Turner calls herself the “queen” of eBay and Home Goods, and her house is full of her clever finds. “I can pick out the decent stuff and leave the junk,” she says. To locate artwork and pillows, she simply typed “Maine” into eBay and perused what came up. A white bunk bed she secured on eBay is now in the “lobster room,” a children’s bedroom so named because its various decorations and pillows all feature lobsters.
Still, Turner and Bull like to shop local when they can. A large model sailboat that sits on a shelf in the apex of the keeping room’s ceiling—sails ruffling in the wind of a nearby fan—came from Home Accents in Scarborough. The couple found an armoire, kitchen table, and model lobster boat, among other items, at Americana Workshop in Kennebunk.
Perhaps the most winning thing about the house—the couple has named it Bluebrier—is how very happy Turner and Bull seem to be in it. “We’re really proud it’s ours,” Turner says. She likes the house itself, but also its location, by which she means the address within town and the friendly community in which she finds herself. The very disposition of the rooms speaks to Turner and Bull’s pleasure at hearing friends bang at the screen door for an impromptu visit. Turner and Bull didn’t want their owners’ bedroom upstairs, because they didn’t want to miss a single person who stopped by. They are used to running into town for an errand and bumping into friends who issue a last-minute invitation: “Come for dinner. Bring a salad.”

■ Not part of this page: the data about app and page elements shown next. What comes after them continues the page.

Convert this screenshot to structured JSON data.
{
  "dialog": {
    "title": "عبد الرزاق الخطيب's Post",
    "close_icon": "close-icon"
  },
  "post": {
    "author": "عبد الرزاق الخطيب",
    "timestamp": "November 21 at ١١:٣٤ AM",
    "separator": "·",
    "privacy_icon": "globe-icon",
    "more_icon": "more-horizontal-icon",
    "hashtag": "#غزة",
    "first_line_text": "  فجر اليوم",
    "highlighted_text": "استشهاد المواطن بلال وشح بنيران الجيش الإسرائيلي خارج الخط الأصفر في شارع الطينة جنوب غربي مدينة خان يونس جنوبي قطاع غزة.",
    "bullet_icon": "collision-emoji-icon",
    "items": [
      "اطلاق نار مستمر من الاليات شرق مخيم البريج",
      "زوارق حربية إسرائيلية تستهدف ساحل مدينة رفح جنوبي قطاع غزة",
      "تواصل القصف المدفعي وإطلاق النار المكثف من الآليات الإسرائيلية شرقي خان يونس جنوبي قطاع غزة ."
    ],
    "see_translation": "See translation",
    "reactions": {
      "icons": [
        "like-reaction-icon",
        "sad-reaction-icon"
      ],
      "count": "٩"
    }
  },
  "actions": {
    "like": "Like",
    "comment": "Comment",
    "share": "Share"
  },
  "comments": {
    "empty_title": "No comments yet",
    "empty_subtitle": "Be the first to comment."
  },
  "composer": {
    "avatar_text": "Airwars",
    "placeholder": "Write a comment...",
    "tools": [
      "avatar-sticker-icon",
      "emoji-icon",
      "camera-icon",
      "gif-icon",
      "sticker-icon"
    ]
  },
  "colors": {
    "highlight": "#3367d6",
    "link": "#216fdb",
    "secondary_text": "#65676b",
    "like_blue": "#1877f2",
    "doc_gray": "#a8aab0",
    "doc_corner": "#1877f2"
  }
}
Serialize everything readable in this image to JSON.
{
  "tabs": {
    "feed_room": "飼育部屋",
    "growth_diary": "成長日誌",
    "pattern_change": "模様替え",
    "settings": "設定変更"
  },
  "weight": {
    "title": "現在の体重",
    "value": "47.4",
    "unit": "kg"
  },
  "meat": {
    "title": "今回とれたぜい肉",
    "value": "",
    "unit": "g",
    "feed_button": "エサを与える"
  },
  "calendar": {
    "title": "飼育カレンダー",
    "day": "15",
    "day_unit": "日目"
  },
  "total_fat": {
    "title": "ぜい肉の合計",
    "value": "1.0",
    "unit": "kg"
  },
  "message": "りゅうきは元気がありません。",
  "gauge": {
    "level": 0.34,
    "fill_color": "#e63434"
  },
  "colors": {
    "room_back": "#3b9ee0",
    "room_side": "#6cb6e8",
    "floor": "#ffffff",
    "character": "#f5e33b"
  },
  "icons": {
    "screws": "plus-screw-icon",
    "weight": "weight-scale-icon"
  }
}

“Hearts are warmer where temperatures are colder,” Turner concludes, saying she and Bull wouldn’t mind spending the rest of their lives in their comfortable, patriotically colored house, which so reminds them of past days at the Greenbrier, even as it welcomes dear friends of the present.